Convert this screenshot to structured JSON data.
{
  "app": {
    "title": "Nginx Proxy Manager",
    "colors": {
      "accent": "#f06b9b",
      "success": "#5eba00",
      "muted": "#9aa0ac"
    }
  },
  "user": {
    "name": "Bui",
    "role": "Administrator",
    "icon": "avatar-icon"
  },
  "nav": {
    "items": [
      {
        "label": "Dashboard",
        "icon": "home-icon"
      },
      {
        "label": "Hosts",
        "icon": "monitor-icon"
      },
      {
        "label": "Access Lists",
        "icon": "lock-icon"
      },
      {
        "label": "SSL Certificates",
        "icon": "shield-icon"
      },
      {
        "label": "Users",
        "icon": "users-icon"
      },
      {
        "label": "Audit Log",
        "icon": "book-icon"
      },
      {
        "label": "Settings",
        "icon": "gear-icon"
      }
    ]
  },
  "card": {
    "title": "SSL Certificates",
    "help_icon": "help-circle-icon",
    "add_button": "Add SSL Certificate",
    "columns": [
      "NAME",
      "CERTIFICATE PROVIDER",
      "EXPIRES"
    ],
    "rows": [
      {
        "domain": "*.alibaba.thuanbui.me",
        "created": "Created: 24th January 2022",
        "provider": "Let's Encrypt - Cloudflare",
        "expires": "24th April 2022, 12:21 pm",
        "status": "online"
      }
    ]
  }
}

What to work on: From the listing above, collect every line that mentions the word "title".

Exercise result:
    "title": "Nginx Proxy Manager",
    "title": "SSL Certificates",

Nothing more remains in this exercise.